Work instructions - For this task, copy all of the data below exactly and skip the pictures.

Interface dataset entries

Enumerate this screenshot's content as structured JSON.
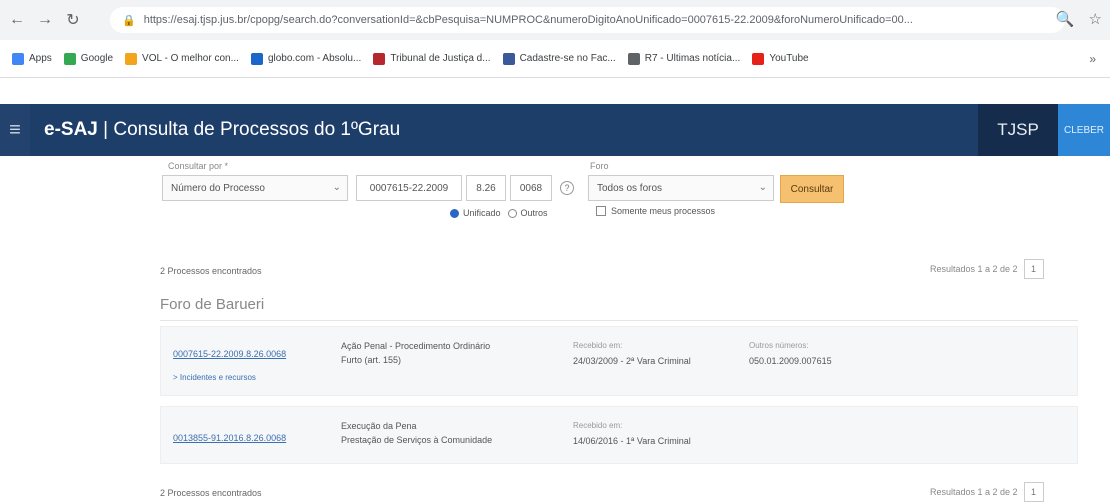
{
  "browser": {
    "url": "https://esaj.tjsp.jus.br/cpopg/search.do?conversationId=&cbPesquisa=NUMPROC&numeroDigitoAnoUnificado=0007615-22.2009&foroNumeroUnificado=00...",
    "bookmarks": [
      {
        "label": "Apps",
        "color": "#4285f4"
      },
      {
        "label": "Google",
        "color": "#34a853"
      },
      {
        "label": "VOL - O melhor con...",
        "color": "#f4a31c"
      },
      {
        "label": "globo.com - Absolu...",
        "color": "#1a66c9"
      },
      {
        "label": "Tribunal de Justiça d...",
        "color": "#b5292e"
      },
      {
        "label": "Cadastre-se no Fac...",
        "color": "#3b5998"
      },
      {
        "label": "R7 - Ultimas notícia...",
        "color": "#5f6368"
      },
      {
        "label": "YouTube",
        "color": "#e62117"
      }
    ]
  },
  "header": {
    "brand": "e-SAJ",
    "title": " | Consulta de Processos do 1ºGrau",
    "court": "TJSP",
    "user": "CLEBER"
  },
  "search": {
    "query_label": "Consultar por *",
    "query_type": "Número do Processo",
    "number_part": "0007615-22.2009",
    "segment_part": "8.26",
    "forum_part": "0068",
    "foro_label": "Foro",
    "foro_value": "Todos os foros",
    "button_label": "Consultar",
    "radio_unified": "Unificado",
    "radio_other": "Outros",
    "checkbox_label": "Somente meus processos"
  },
  "results": {
    "count_text": "2 Processos encontrados",
    "pagination_text": "Resultados 1 a 2 de 2",
    "page_number": "1",
    "forum_title": "Foro de Barueri",
    "rows": [
      {
        "number": "0007615-22.2009.8.26.0068",
        "sub_link": "> Incidentes e recursos",
        "class_line1": "Ação Penal - Procedimento Ordinário",
        "class_line2": "Furto (art. 155)",
        "dist_label": "Recebido em:",
        "dist_value": "24/03/2009 - 2ª Vara Criminal",
        "other_label": "Outros números:",
        "other_value": "050.01.2009.007615"
      },
      {
        "number": "0013855-91.2016.8.26.0068",
        "class_line1": "Execução da Pena",
        "class_line2": "Prestação de Serviços à Comunidade",
        "dist_label": "Recebido em:",
        "dist_value": "14/06/2016 - 1ª Vara Criminal"
      }
    ],
    "footer_count_text": "2 Processos encontrados",
    "footer_pagination_text": "Resultados 1 a 2 de 2",
    "footer_page_number": "1"
  }
}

Solved problem -
Enumerate this screenshot's content as structured JSON.
{
  "browser": {
    "url": "https://esaj.tjsp.jus.br/cpopg/search.do?conversationId=&cbPesquisa=NUMPROC&numeroDigitoAnoUnificado=0007615-22.2009&foroNumeroUnificado=00...",
    "bookmarks": [
      {
        "label": "Apps",
        "color": "#4285f4"
      },
      {
        "label": "Google",
        "color": "#34a853"
      },
      {
        "label": "VOL - O melhor con...",
        "color": "#f4a31c"
      },
      {
        "label": "globo.com - Absolu...",
        "color": "#1a66c9"
      },
      {
        "label": "Tribunal de Justiça d...",
        "color": "#b5292e"
      },
      {
        "label": "Cadastre-se no Fac...",
        "color": "#3b5998"
      },
      {
        "label": "R7 - Ultimas notícia...",
        "color": "#5f6368"
      },
      {
        "label": "YouTube",
        "color": "#e62117"
      }
    ]
  },
  "header": {
    "brand": "e-SAJ",
    "title": " | Consulta de Processos do 1ºGrau",
    "court": "TJSP",
    "user": "CLEBER"
  },
  "search": {
    "query_label": "Consultar por *",
    "query_type": "Número do Processo",
    "number_part": "0007615-22.2009",
    "segment_part": "8.26",
    "forum_part": "0068",
    "foro_label": "Foro",
    "foro_value": "Todos os foros",
    "button_label": "Consultar",
    "radio_unified": "Unificado",
    "radio_other": "Outros",
    "checkbox_label": "Somente meus processos"
  },
  "results": {
    "count_text": "2 Processos encontrados",
    "pagination_text": "Resultados 1 a 2 de 2",
    "page_number": "1",
    "forum_title": "Foro de Barueri",
    "rows": [
      {
        "number": "0007615-22.2009.8.26.0068",
        "sub_link": "> Incidentes e recursos",
        "class_line1": "Ação Penal - Procedimento Ordinário",
        "class_line2": "Furto (art. 155)",
        "dist_label": "Recebido em:",
        "dist_value": "24/03/2009 - 2ª Vara Criminal",
        "other_label": "Outros números:",
        "other_value": "050.01.2009.007615"
      },
      {
        "number": "0013855-91.2016.8.26.0068",
        "class_line1": "Execução da Pena",
        "class_line2": "Prestação de Serviços à Comunidade",
        "dist_label": "Recebido em:",
        "dist_value": "14/06/2016 - 1ª Vara Criminal"
      }
    ],
    "footer_count_text": "2 Processos encontrados",
    "footer_pagination_text": "Resultados 1 a 2 de 2",
    "footer_page_number": "1"
  }
}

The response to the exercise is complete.